This is the 43rd picture I've taken of Sadie this year.

(Shot with the Nikon D300 using the 50mm lens; aperture-priority, with aperture set to f/2; camera chose shutter of 1/640 second at ISO 400; center-weighted metered; auto white balance; normal JPG.)

Indy and the mixed message

I recently made this photo of Indy my Facebook cover photo. After I did that it was pointed out to me by a friend of mine that the words "Friendly Friendly", stitched on the base of this cat tent, and Indy's expression are in opposition.

Indy plots for world domination -- but where can he get a pair of thumbs? 

I hadn't noticed the words until now.

Oh, and Indy often looks like this. I don't suppose we'll ever know why.

(Shot with the Nikon D300 using the 18-200mm zoom and the SB-400 flash bounced off the ceiling; program mode; camera chose shutter speed of 1/60 second at f/5 at ISO 1000; slow-sync; auto white balance; normal JPG.)

Saturday, February 4, 2012

Katie #48

When I went out in our backyard a couple of days ago with Sadie and Katie I was hoping to get a decent picture of either of them. I tried to concentrate on Sadie since I had not taken anything that I liked lately, but again it did not work out. So I started trying to get Katie's attention but she would not look at me in a way that I liked. But Gayle, who was inside and noticed what I was attempting to do, started tapping on the big sliding glass window that Katie and I were standing next to. Katie turned to look at Gayle, so I took a few shots.


Yes, it's preferable to be at eye-level with your dog when you take its picture, but I thought if I did that on this occasion the resulting background would have been too distracting. Instead, I aimed down towards Katie, using a somewhat large aperture (f/2.8) to blur the stones behind her. After I imported it into Lightroom, I adjusted the color temperature up to get rid of the bluish cast you get in open shade, and used the Iris Enhance adjustment brush preset to lighten up Katie's eyes.

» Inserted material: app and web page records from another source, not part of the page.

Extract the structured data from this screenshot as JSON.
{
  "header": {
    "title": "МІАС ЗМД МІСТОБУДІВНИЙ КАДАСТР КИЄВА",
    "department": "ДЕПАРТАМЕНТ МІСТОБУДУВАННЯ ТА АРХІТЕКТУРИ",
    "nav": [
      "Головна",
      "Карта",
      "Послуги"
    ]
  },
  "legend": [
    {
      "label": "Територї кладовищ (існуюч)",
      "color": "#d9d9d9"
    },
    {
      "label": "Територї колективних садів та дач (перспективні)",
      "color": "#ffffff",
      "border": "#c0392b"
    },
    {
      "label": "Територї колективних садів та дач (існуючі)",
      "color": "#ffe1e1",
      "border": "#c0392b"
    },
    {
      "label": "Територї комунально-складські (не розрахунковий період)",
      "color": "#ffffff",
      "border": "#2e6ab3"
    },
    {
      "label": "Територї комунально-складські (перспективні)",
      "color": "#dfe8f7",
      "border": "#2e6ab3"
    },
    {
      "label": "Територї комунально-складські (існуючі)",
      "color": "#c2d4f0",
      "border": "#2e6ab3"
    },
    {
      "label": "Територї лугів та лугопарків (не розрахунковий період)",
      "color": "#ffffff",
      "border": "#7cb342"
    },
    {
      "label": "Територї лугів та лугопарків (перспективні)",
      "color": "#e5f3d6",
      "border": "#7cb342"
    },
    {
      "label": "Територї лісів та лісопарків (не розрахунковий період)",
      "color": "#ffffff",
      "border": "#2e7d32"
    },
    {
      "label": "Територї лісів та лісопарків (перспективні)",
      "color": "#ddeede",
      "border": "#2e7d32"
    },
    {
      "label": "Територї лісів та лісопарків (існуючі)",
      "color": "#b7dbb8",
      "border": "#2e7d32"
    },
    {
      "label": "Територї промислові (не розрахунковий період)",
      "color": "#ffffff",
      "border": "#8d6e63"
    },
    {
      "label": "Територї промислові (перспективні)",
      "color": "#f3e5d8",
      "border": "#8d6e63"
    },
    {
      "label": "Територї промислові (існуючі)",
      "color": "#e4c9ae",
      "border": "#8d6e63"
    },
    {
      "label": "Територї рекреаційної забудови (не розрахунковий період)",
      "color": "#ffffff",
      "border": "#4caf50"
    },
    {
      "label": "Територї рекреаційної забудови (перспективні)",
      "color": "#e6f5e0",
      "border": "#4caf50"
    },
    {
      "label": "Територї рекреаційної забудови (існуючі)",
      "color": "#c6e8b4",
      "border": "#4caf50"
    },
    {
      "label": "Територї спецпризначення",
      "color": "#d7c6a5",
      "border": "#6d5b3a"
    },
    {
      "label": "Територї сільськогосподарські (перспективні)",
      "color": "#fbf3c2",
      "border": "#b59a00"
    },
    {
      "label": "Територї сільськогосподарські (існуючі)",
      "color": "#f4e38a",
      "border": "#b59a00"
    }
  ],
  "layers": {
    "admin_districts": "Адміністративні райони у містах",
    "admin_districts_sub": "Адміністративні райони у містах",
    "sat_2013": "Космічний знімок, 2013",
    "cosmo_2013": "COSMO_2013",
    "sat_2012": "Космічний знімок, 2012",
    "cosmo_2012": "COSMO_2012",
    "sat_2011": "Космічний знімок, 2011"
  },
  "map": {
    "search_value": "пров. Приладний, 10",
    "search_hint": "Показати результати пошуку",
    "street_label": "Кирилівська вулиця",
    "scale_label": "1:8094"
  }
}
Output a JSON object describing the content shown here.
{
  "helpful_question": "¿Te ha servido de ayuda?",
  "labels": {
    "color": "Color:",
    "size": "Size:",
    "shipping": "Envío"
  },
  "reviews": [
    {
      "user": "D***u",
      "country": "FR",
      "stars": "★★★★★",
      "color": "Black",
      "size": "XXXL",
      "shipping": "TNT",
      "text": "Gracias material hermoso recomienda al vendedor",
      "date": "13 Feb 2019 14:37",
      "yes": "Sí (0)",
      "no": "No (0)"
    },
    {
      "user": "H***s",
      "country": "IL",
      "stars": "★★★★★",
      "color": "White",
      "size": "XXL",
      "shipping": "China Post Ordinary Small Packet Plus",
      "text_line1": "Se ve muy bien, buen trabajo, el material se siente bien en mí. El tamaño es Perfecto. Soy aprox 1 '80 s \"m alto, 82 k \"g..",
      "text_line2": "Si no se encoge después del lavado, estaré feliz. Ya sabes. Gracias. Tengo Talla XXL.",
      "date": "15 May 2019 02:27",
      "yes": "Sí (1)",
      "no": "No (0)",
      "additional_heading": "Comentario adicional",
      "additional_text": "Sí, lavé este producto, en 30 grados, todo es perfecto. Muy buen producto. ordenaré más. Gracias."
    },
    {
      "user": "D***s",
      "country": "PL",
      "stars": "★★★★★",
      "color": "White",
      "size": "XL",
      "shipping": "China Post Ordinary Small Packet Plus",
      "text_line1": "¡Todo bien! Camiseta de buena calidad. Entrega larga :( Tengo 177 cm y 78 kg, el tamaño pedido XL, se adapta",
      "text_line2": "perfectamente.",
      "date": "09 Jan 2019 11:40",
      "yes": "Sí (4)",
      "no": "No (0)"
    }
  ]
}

By the way, this is the 48th picture I've taken of Katie this year.

(Shot with the Nikon D300 using the 50mm lens; aperture-priority, with aperture set to f/2.8; camera chose shutter speed of 1/200 at ISO 400; auto white balance; normal JPG.)